When I arrived at their house they introduced me this way: “This is our pastor …” and even though I have been a pastor in a small town now for over three years and people have said this before, I heard it differently this time. It made me … happy. I thought … oh my goodness, this is how they see me … what an honor.
I thought … I’m theirs. And then later I thought about the other kinds of professions where we use the possessive … my doctor, my attorney, my teacher. Some, of course, not so much: the chef, the pilot, the drummer, the editor. There’s a little more distance between us and the people doing that kind of work.
I liked it, I liked that those folks introduced me to their friends as our pastor.
Because, you know, that’s a thing in life. There is the question of who we are — ostensibly we use our lifetime to figure that out if it’s not obvious early on (or, more likely, the world is making us swim upstream through a bunch of crap that has nothing to do with who we are)— and there is also the question of whose we are.
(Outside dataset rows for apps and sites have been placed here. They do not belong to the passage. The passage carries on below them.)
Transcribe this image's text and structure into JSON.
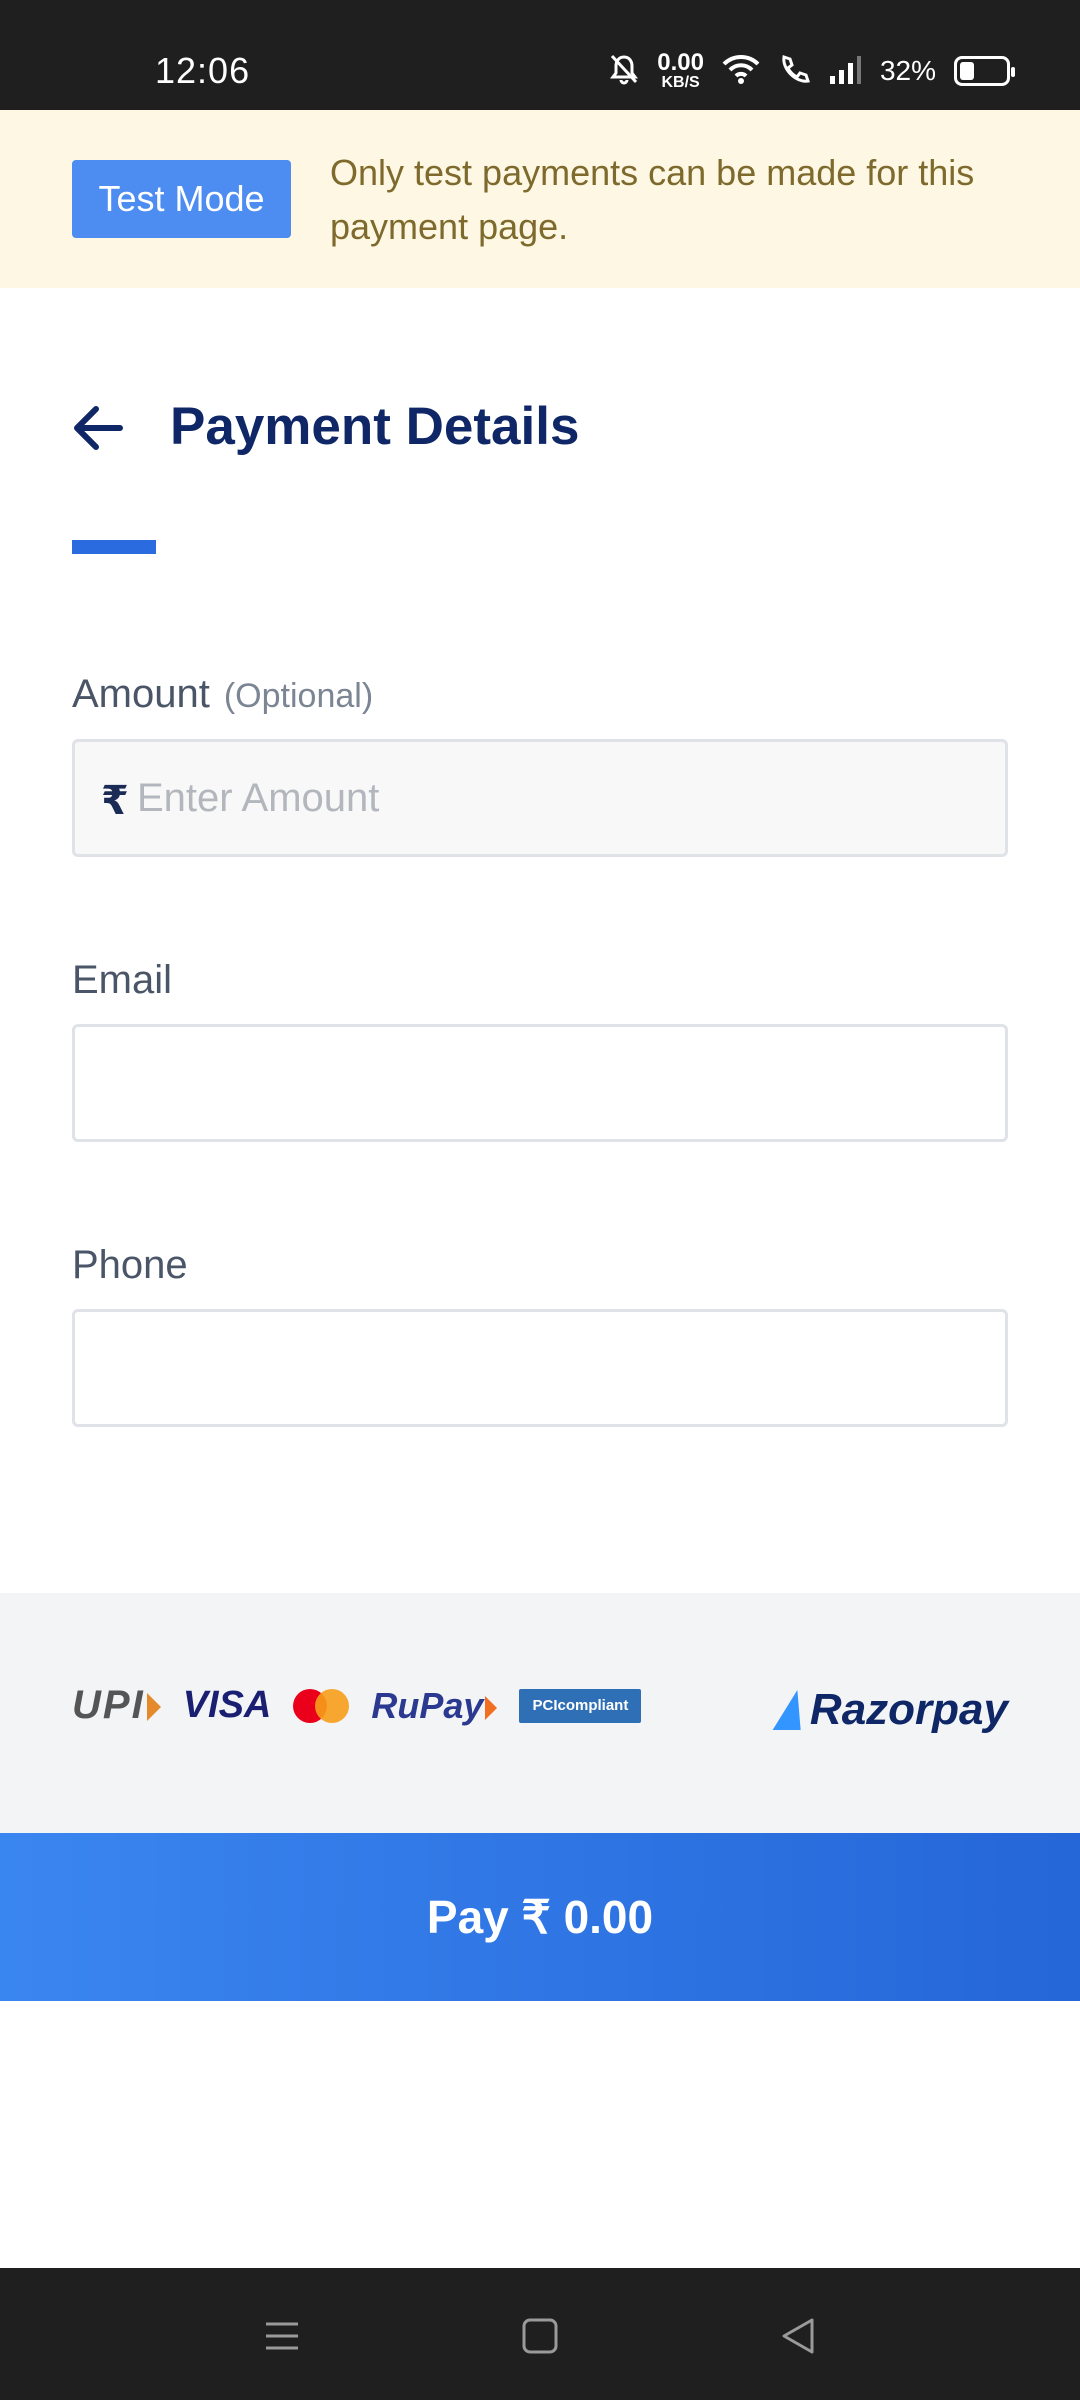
{
  "status_bar": {
    "time": "12:06",
    "net_speed_value": "0.00",
    "net_speed_unit": "KB/S",
    "battery_percent": "32%",
    "battery_level": 0.32
  },
  "banner": {
    "badge": "Test Mode",
    "message": "Only test payments can be made for this payment page."
  },
  "header": {
    "title": "Payment Details"
  },
  "form": {
    "amount": {
      "label": "Amount",
      "optional": "(Optional)",
      "currency_symbol": "₹",
      "placeholder": "Enter Amount",
      "value": ""
    },
    "email": {
      "label": "Email",
      "value": ""
    },
    "phone": {
      "label": "Phone",
      "value": ""
    }
  },
  "logos": {
    "upi": "UPI",
    "visa": "VISA",
    "rupay": "RuPay",
    "pci": "PCIcompliant",
    "brand": "Razorpay"
  },
  "pay_button": {
    "label": "Pay  ₹ 0.00"
  },
  "colors": {
    "accent": "#2a6ce0",
    "title": "#0f2766",
    "banner_bg": "#fdf7e3",
    "badge_bg": "#4d8cf0"
  }
}
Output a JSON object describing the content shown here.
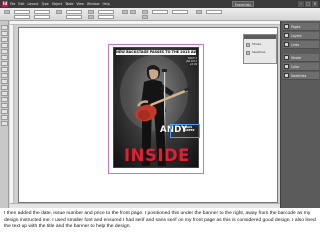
{
  "app": {
    "logo": "Id",
    "menu": [
      "File",
      "Edit",
      "Layout",
      "Type",
      "Object",
      "Table",
      "View",
      "Window",
      "Help"
    ],
    "workspace": "Essentials",
    "window_controls": [
      "–",
      "□",
      "×"
    ]
  },
  "cover": {
    "banner": "NEW BACKSTAGE PASSES TO THE 2013 AWARDS!",
    "info": [
      "ISSUE 4",
      "JAN 2013",
      "£3.99"
    ],
    "name": "ANDY",
    "name_sub": [
      "TALKS",
      "CAREER"
    ],
    "title": "INSIDE",
    "colors": {
      "title": "#e0203a",
      "guitar": "#c0392b"
    }
  },
  "panels": {
    "floating": [
      "Stroke",
      "Swatches"
    ],
    "dock": [
      "Pages",
      "Layers",
      "Links",
      "Stroke",
      "Color",
      "Swatches"
    ]
  },
  "icons": {
    "tools": [
      "selection-tool-icon",
      "direct-selection-tool-icon",
      "page-tool-icon",
      "gap-tool-icon",
      "type-tool-icon",
      "line-tool-icon",
      "pen-tool-icon",
      "pencil-tool-icon",
      "rectangle-frame-tool-icon",
      "rectangle-tool-icon",
      "scissors-tool-icon",
      "free-transform-tool-icon",
      "gradient-tool-icon",
      "note-tool-icon",
      "eyedropper-tool-icon",
      "hand-tool-icon",
      "zoom-tool-icon"
    ]
  },
  "caption": "I then added the date, issue number and price to the front page. I positioned this under the banner to the right, away from the barcode as my design instructed me. I used smaller font and ensured I had serif and sans serif on my front page as this is considered good design. I also lined the text up with the title and the banner to help the design."
}
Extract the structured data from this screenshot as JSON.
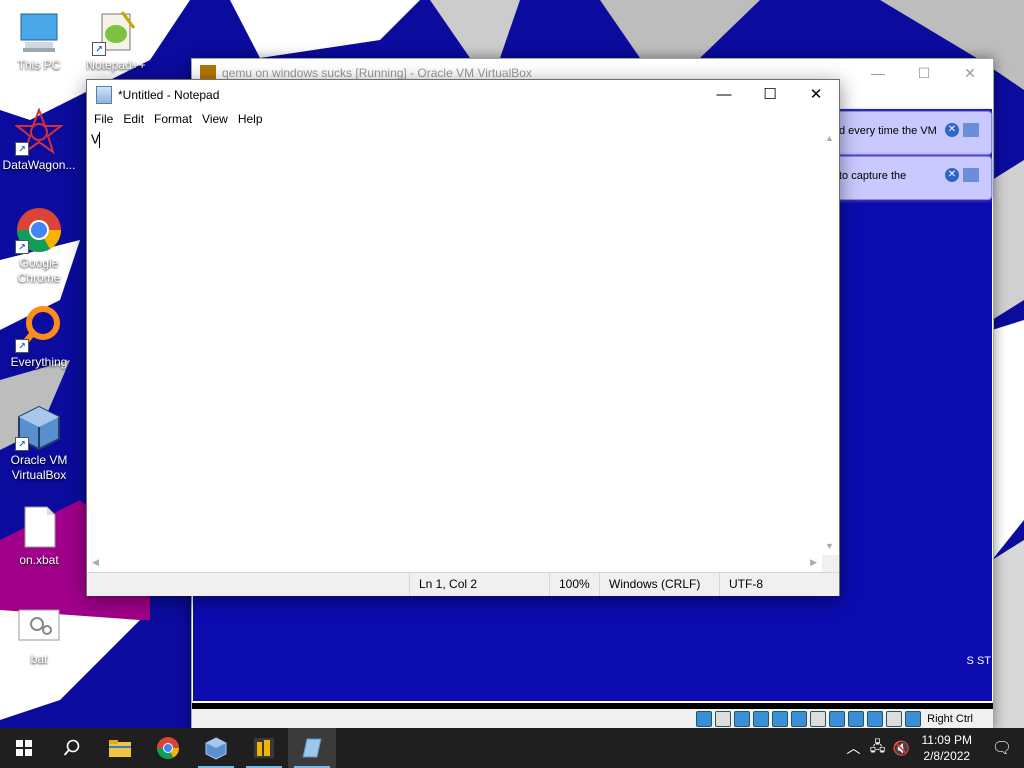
{
  "desktop": {
    "icons": [
      {
        "label": "This PC"
      },
      {
        "label": "Notepad++"
      },
      {
        "label": "DataWagon..."
      },
      {
        "label": "Google Chrome"
      },
      {
        "label": "Everything"
      },
      {
        "label": "Oracle VM VirtualBox"
      },
      {
        "label": "on.xbat"
      },
      {
        "label": "bat"
      }
    ]
  },
  "vbox": {
    "title": "qemu on windows sucks [Running] - Oracle VM VirtualBox",
    "notice1": "d every time the VM",
    "notice2": "to capture the",
    "host_key": "Right Ctrl",
    "side_text": "S ST"
  },
  "notepad": {
    "title": "*Untitled - Notepad",
    "menu": [
      "File",
      "Edit",
      "Format",
      "View",
      "Help"
    ],
    "content": "V",
    "status": {
      "position": "Ln 1, Col 2",
      "zoom": "100%",
      "line_ending": "Windows (CRLF)",
      "encoding": "UTF-8"
    }
  },
  "taskbar": {
    "time": "11:09 PM",
    "date": "2/8/2022"
  },
  "colors": {
    "wallpaper_blue": "#0b0b9e",
    "taskbar": "#1f1f1f",
    "accent": "#76b9ed"
  }
}
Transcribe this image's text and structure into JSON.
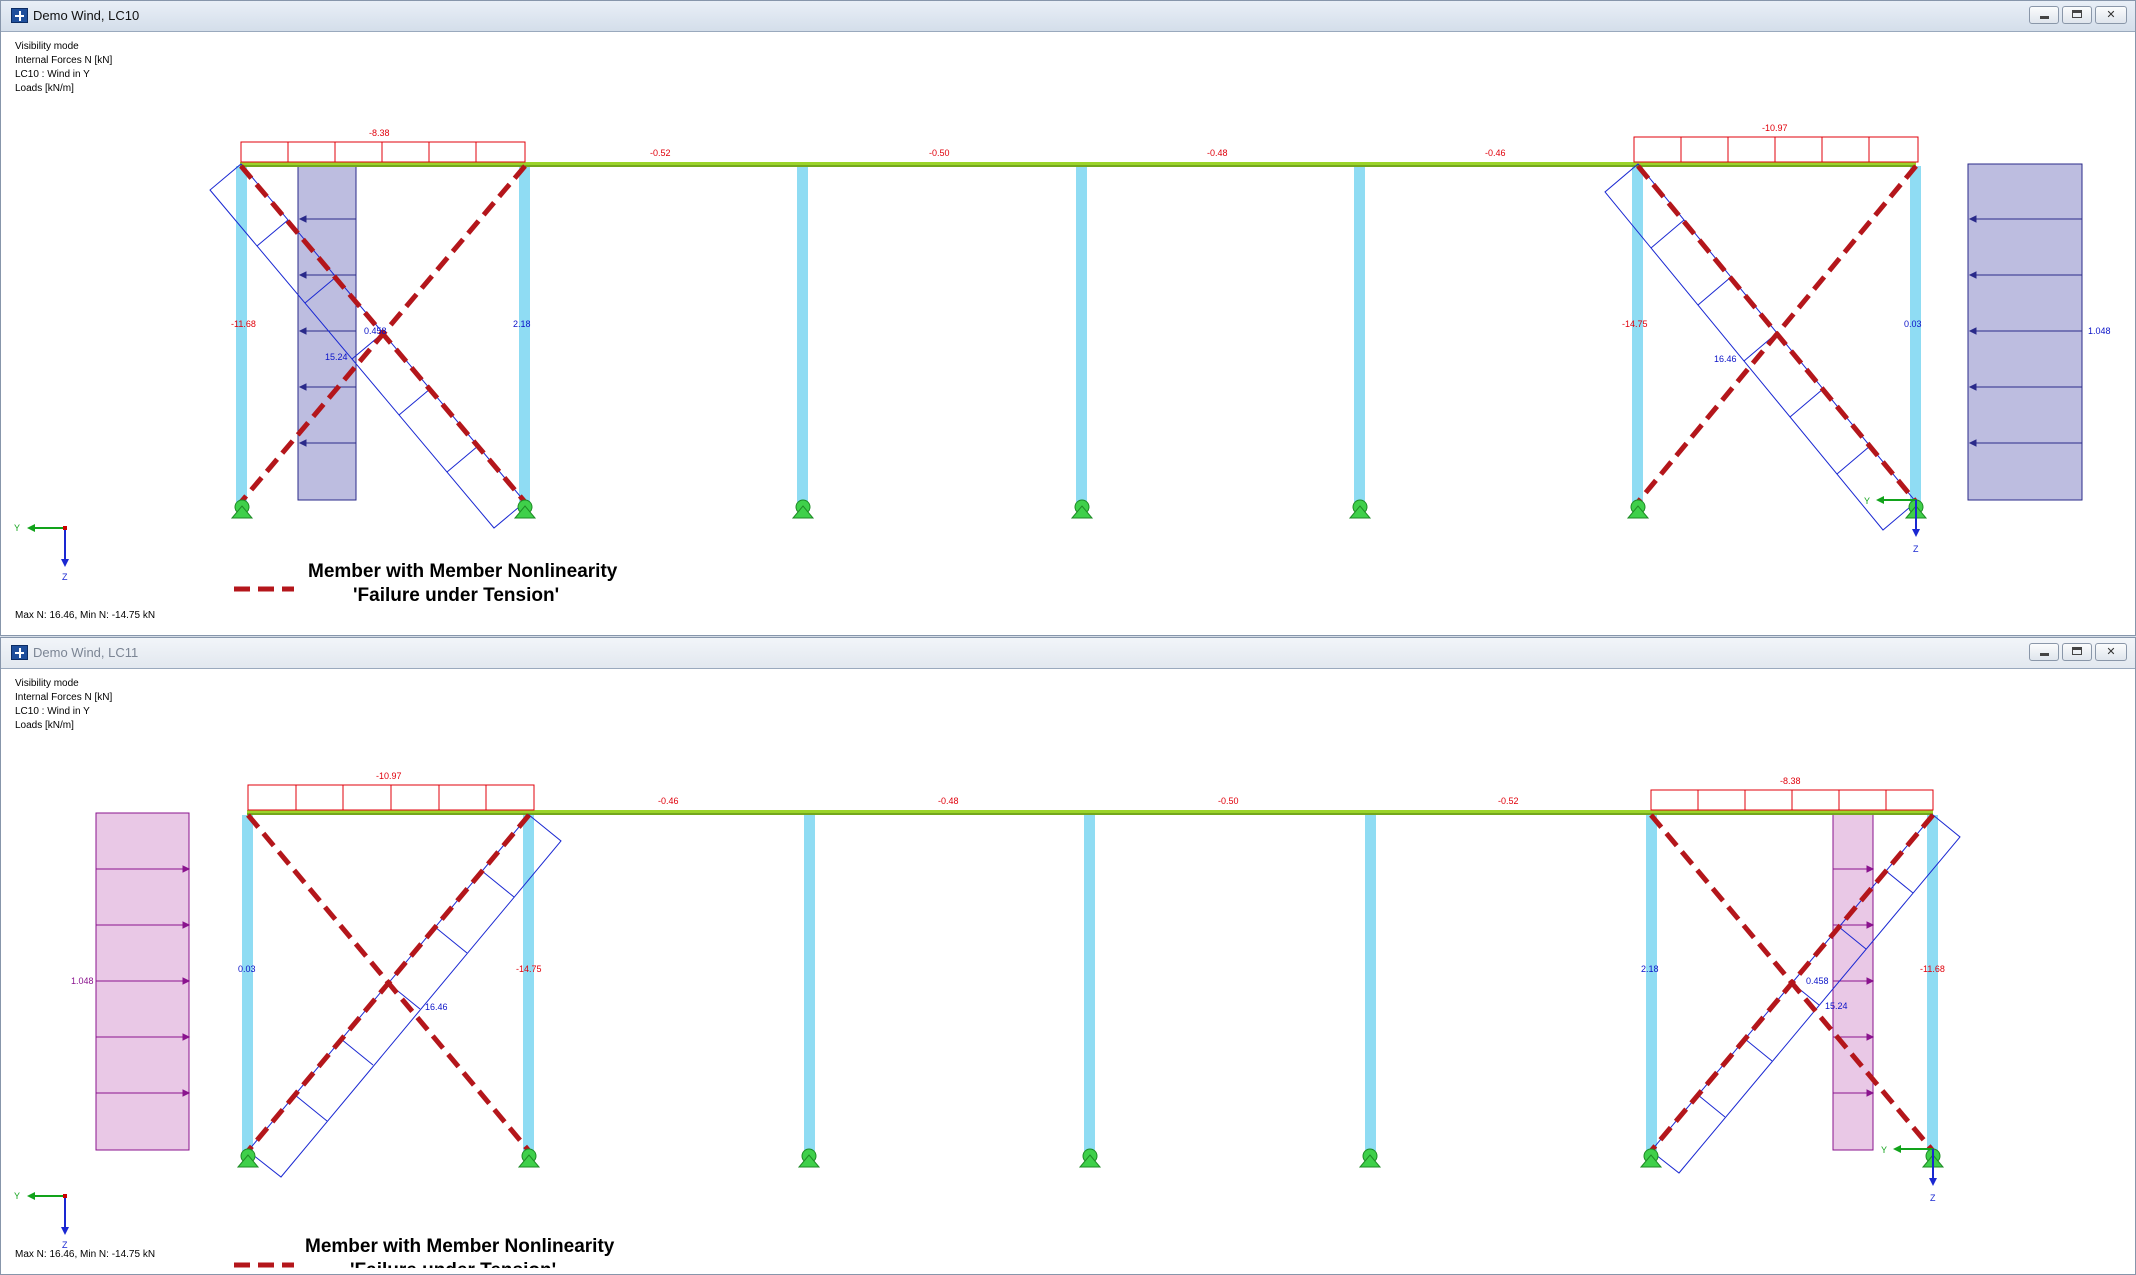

In that moment I had arrived to officiate at the wedding ceremony of two people, on a weeknight. We had a fantastic traditional Bavarian dinner first, then the five us went out back to stand beneath the tall trees beside the stream to have a silly (“Do you take this lederhosen-clad gentleman to be your husband?”) and beautiful and meaningful ceremony of love. It is one of the highest honors in this life to do this for and with people. When I am marrying a couple I often feel as if I am floating above the ground, up in the air, like a bridge, anchored by each person on either side. Their intentions and hopes, history, dreams, delight, flow through me as we speak the words that bind them as married partners.
Whose am I? Of course I’m theirs, their pastor. Bound with them, connected by our shared stories, on a journey of love and faith, together.
Whose am I? I had breakfast with my dad yesterday. We talked of his future, his and Mom’s. I am theirs, I love them so.
Whose am I? I miss my kids. Some days they are so far away. But if they needed me I would, I would swim the seas to get to them. That song, I love that Townes Van Zandt song … if my kids needed me, I would get there as fast as any modern form of swift movement could take me. And my friends, too, for that matter. Every one of them dear to me, some close, some far, it makes no difference. I am theirs.
Whose am I? Tommy and Kristin and Steve. And their kids and partners. To them I am sister, aunt, an honor. Theirs.
I have started this new practice. I used to keep a journal; I used to record the stories of my days in small books. Now, instead, I write just the names of the people I have encountered and spoken with each day. Some days the list is very short; other days quite long. I can look back through my days and see what I did by the names of the people with whom I came in contact. I call this journal The Richness of My Days. Because, of course, all of these humans, they are treasure to me. I am theirs, too.
Who am I? Formed and with enough self-knowledge now that I am willing and eager to take it on the road and talk about it: a child of God, conduit, artist, writer. I have learned to embrace the depth and meaning of my cellular structure, the gifts that were given so freely to me. No more questions about that. Watch me talk sometime, see how much I move my hands and you’ll know I mean business.
Whose am I? I love this question. The answer is of depth of connection, of meaning, of intention, accountability, of promise. I picture in my mind a room full of the whose of my life. What a dream that would be to have them all in one place! I hate that it’s usually our funerals where all of the important whose come together.
I am deeply humbled, amazed and enchanted by those whose, always, every day, my garden, the soil in which I root my who. Amen.